We’ll send you a myFT Daily Digest email rounding up the latest Exchange traded funds news every morning.
Interested in ETFs?
Visit our ETF Hub for investor news and education, market updates and analysis and easy-to-use tools to help you select the right ETFs.
Cut-throat price competition among tracker fund providers is fuelling the war on fees across Europe’s investment industry with active managers joining their passive counterparts in axing fees to attract new investors and retain existing clients.
Fees for exchange traded funds have fallen by 30 per cent over the past three years while index-tracking mutual fund fees have dropped by about 35 per cent, according to Fitz Partners, a London-based consultancy.
Traditional active fund managers have responded with offers of “early bird” discounts to attract investors to new fund launches and introducing more “sliding scale” arrangements where fees are reduced when a client’s assets pass a certain minimum.
“Getting fund pricing right is vital. More managers are innovating with a variety of tools to make their fund pricing more attractive to investors.
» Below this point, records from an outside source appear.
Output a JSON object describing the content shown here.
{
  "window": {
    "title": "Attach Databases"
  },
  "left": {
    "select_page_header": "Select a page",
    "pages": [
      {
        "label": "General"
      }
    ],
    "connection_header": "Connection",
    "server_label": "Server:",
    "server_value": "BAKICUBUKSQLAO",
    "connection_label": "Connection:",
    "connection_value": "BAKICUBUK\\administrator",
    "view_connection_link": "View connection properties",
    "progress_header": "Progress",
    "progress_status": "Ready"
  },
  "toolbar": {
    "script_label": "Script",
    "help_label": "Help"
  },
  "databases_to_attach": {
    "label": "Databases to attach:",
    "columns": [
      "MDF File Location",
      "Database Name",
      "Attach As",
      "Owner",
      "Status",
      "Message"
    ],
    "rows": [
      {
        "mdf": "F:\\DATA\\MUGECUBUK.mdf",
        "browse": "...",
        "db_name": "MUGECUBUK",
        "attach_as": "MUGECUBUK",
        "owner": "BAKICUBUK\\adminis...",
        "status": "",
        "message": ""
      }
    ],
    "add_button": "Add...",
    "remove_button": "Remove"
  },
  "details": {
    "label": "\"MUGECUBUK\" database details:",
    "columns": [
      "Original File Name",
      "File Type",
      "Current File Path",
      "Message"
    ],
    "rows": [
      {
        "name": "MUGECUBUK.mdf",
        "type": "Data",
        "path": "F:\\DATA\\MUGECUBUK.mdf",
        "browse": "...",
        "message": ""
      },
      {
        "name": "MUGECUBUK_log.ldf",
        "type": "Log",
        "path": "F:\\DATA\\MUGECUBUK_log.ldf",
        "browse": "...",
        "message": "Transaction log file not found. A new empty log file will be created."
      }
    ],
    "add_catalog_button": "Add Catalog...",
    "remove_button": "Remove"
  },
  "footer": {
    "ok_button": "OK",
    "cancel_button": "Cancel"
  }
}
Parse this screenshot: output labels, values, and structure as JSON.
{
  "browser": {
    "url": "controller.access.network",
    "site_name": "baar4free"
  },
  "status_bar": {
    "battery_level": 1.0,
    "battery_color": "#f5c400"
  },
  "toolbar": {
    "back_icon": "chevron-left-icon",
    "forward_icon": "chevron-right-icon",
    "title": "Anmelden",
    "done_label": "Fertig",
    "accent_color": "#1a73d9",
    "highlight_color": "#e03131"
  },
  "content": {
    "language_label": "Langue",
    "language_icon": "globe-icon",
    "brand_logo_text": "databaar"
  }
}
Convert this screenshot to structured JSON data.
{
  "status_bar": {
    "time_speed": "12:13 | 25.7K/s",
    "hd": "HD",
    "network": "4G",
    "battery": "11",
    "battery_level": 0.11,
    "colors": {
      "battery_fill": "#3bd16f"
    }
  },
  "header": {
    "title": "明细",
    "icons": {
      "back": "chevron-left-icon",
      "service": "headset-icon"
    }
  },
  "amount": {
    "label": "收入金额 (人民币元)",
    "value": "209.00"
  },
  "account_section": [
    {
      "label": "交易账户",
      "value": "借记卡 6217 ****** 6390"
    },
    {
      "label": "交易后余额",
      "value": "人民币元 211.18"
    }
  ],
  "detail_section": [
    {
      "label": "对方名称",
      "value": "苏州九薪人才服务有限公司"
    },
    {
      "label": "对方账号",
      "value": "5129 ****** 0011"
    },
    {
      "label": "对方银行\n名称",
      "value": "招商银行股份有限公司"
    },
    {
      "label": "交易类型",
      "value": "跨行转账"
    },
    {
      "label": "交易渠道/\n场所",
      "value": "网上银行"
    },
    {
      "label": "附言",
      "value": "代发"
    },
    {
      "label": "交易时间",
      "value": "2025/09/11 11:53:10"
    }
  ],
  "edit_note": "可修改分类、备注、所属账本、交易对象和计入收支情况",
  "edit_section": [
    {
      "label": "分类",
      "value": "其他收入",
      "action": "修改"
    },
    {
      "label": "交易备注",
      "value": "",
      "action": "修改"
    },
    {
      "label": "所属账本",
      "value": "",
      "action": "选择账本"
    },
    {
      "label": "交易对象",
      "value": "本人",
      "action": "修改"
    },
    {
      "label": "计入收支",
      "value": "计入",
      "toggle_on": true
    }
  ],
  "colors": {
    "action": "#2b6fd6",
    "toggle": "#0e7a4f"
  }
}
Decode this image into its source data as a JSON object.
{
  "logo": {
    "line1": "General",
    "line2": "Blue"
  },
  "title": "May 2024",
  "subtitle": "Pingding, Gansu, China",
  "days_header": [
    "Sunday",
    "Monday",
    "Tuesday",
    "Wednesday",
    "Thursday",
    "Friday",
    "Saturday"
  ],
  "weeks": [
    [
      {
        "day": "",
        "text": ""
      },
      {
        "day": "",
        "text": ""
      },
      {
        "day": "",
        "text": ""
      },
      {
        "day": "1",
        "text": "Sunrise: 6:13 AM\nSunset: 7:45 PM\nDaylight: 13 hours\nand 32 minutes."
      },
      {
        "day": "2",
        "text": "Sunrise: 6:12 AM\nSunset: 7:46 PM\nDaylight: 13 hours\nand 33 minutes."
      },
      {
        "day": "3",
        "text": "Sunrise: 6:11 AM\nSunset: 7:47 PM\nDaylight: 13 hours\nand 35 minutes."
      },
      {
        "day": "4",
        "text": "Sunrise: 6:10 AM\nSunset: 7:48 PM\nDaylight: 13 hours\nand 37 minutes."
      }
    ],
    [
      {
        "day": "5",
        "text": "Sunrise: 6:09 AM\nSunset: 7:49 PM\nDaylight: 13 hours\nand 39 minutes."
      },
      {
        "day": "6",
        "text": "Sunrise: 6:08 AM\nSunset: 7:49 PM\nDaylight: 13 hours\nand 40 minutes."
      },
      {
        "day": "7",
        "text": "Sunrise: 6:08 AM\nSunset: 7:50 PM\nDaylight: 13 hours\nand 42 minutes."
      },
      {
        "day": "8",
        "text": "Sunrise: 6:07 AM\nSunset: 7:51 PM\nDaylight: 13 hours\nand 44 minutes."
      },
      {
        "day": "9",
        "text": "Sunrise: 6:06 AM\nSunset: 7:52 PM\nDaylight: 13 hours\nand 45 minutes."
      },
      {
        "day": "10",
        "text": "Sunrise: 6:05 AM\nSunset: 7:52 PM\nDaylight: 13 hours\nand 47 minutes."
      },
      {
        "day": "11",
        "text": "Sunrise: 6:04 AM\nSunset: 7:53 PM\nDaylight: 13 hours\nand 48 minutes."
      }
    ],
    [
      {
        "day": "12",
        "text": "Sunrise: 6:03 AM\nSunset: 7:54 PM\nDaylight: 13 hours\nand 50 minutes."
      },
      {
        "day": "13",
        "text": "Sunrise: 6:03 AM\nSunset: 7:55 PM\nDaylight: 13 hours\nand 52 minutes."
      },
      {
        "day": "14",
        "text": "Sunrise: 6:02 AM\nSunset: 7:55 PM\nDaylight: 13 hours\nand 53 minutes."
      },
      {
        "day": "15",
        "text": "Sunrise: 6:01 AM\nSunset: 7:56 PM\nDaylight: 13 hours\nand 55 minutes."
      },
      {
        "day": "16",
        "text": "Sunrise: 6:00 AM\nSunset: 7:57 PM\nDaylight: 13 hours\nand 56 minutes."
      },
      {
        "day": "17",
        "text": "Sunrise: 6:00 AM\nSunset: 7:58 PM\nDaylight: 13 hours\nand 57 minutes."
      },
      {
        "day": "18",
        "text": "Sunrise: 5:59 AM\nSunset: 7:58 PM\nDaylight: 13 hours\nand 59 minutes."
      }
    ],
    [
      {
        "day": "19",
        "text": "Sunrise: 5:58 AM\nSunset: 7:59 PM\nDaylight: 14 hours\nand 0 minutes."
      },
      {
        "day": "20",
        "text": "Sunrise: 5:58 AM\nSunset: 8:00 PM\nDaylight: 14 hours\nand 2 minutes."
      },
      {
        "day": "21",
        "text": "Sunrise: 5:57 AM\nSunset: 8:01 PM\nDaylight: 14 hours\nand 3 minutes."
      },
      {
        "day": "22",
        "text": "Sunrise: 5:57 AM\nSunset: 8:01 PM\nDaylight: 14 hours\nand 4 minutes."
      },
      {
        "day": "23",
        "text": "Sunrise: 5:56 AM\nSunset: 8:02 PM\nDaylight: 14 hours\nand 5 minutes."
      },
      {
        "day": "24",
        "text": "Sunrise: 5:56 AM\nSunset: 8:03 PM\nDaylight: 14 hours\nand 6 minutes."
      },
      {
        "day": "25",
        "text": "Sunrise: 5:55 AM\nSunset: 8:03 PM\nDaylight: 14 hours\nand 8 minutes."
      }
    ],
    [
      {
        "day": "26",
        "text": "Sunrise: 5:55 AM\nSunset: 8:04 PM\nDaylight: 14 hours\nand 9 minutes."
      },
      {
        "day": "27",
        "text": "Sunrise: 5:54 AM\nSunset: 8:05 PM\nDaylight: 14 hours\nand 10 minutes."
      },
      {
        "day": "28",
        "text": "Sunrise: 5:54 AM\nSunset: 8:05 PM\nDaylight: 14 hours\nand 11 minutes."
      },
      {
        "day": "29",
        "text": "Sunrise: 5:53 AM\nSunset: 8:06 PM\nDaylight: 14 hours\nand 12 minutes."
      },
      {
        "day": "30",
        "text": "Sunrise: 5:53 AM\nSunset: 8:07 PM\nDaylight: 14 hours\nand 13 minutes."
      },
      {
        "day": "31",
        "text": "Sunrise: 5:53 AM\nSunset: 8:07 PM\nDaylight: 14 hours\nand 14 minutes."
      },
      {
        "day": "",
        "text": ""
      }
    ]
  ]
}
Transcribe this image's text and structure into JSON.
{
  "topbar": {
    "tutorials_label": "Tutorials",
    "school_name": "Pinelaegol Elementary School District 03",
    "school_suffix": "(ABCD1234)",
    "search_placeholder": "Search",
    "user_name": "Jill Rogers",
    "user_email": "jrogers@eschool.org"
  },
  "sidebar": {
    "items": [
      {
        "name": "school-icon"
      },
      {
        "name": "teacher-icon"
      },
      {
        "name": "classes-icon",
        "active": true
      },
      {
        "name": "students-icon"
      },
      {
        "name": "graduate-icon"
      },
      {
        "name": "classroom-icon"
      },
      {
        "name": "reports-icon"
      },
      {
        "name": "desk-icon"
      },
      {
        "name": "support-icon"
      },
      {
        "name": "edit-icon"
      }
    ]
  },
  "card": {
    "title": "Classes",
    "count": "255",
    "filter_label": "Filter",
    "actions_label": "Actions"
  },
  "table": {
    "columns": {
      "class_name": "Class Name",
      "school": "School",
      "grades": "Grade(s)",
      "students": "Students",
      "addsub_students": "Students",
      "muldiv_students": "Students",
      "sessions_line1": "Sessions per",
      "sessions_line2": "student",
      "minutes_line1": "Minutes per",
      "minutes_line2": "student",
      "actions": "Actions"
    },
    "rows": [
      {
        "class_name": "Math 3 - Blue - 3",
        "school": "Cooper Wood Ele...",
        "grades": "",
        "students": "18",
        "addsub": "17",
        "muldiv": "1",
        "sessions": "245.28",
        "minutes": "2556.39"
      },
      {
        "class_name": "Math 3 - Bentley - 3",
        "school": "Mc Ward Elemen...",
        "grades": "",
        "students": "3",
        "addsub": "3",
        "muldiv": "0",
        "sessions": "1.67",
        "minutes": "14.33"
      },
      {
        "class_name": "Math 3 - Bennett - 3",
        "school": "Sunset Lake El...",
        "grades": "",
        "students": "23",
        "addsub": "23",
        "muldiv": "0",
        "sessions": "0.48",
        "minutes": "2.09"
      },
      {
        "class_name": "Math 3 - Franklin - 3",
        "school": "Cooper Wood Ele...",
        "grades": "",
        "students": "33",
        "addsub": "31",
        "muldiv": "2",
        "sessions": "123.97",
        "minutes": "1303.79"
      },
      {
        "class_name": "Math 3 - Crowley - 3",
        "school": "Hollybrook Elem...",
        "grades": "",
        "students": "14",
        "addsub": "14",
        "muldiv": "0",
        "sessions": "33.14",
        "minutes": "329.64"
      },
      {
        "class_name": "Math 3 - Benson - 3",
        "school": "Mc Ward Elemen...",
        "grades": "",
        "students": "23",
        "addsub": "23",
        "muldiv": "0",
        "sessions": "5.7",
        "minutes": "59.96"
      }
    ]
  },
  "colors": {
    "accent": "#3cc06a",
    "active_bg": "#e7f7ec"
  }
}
The introduction of value-for-money reports has also increased the focus on fees,” said Hugues Gillibert, Fitz Partners' chief executive. He was referring to assessments that fund managers have been required to produce since the start of this year by the Financial Conduct Authority in the UK.
A third of fund managers based in Luxembourg and Ireland now offer ‘early-bird’ share classes with management fee discounts averaging 47 per cent. Fewer UK-based managers, just 14 per cent, have started to offer such schemes.
“The reduced fees are often material and very welcome provided they continue indefinitely,” said Peter Sleep, a senior portfolio manager at 7IM, a wealth manager. “It is difficult to get money into a new fund as it does not have a long track record. This is made harder by the refusal of many fund buyers to look at anything with less than £100m in assets,” he added.
The number of fund share classes providing fee discounts on a “sliding scale” has increased by about 60 per cent over the past three years but just 14 managers, including Schroders, M&G and AB, have introduced these arrangements.
Mr Gillibert said he expected the intense competition on fees to drive more fund companies to re-examine their spending on custody, legal, audit and administrative services to achieve savings, because it was proving difficult to reduce the costs associated with core investment management functions.
“Investment teams can walk if they see their budget getting reduced,” said Mr Gillibert.
Fee cuts are planned over the next 12 months by 52 per cent of fund managers, according to a survey of 50 senior investment industry executives overseeing $18tn in assets, published last week by Brown Brothers Harriman.
“The fee war is escalating,” said Chris Remondi, global head of relationship management and capital markets at BBH.
The BBH survey also highlighted the pressure from fee competition on other cost centres. With staff across many investment companies still working from home because of the coronavirus pandemic, half of the asset managers surveyed by BBH said they wanted to reduce spending on real estate. Almost a third planned to outsource middle office and data management functions to specialised providers to save costs.